Linux may no longer have the largest share of the netbook market, the way it did a couple of years ago. But you could still say that if the community isn't dominating in sales, it's taking the lead in interface choices.
Recently, everybody seems focused on the netbook market. The communities that develop lightweight desktops like Xfce and LXDE or nimble distributions like Slax are promoting their work as ideal for netbooks. Debian has a project focused on tweaking the distribution for netbooks, while Mandriva offers Sugar and Moblin as netbook interfaces. The race is so competitive that some choices are already dropped out of the running, such as the HP Mi Edition, which a year ago was receiving rave reviews.
The first two are KDE and GNOME with new interfaces, and the last two are still in development, but these four are the ones that receiving the most attention right now. Each draws on different sources of inspiration. But, taken together, they illustrate the assumptions that are being made about how netbooks are being used -- assumptions that I suspect may be misguided.
Scheduled for official release at the end of this month, the Plasma Netbook Interface (PNI) is being developed concurrently with the standard KDE Desktop. However, it is already well-known, thanks to some stable beta releases.
PNI offers a somewhat different experience from the standard KDE desktop. However, there are some obvious analogies. The panel is little changed in PNI, and the button on the upper right is functionally similar to standard KDE's desktop tool kit. Even the floating favorites and menu bars in the top middle of the screen are less of an innovation than they first appear, since they recall KRunner, the floating command center that many advanced KDE users prefer to the menu.
The main difference is that the panel's task bar does not display running applications, but containments -- workspaces with customized arrangements of widgets. In other words, PNI shares the same back-end as standard KDE, differing only in the details of the interface.
Like the other contenders, PNI is designed with the assumption that, given the relatively small size of a netbook's screen, users will usually be using only one application at a time.

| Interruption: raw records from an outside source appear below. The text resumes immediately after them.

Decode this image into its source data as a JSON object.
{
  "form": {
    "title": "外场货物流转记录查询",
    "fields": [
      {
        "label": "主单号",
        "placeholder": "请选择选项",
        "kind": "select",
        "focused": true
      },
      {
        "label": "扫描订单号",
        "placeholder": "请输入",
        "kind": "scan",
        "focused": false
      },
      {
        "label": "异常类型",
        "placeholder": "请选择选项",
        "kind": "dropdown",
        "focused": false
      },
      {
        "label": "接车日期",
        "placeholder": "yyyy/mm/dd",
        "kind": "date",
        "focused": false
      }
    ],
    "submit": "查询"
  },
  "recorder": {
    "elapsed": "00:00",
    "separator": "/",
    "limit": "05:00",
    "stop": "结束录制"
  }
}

However, besides the similarity to standard KDE, PNI's strengths are an economical use of screen space, and the minimal number of clicks needed to switch from one application to another. These strengths make PNI a strong contender for both veteran KDE users and newcomers.
Formerly known as Ubuntu Eee and the Ubuntu Netbook Remix, Easy Peasy is based on the GNOME desktop. However, you have to go into the Preferences or Administration menu to see this resemblance, because the changes from the GNOME desktop are far greater than PNI's changes from standard KDE.
Essentially, Easy Peasy has taken the menus in the GNOME panel and expanded them to fill the default desktop. On the left is the list of applications, on the right a list of places on the hard drive, such as your home and download directories for documents, graphics, videos, and music. Also on the right, at the bottom, is an exit icon. In the middle is the currently selected sub-menu.
When you open an application, an icon opens in the taskbar and the application runs in a full-screen tab. To open another application, you click on its taskbar icon, while to return to the default view, you click the Easy Peasy button on the left side of the taskbar.
This workflow makes Easy Peasy seem more of an interface for a music player or phone than a desktop. This resemblance should help Easy Peasy live up to its name for many users. However, if you are more familiar with a desktop than mobile devices, you might question whether a menu should take over the entire screen or whether the icons for switching between applications should be so small.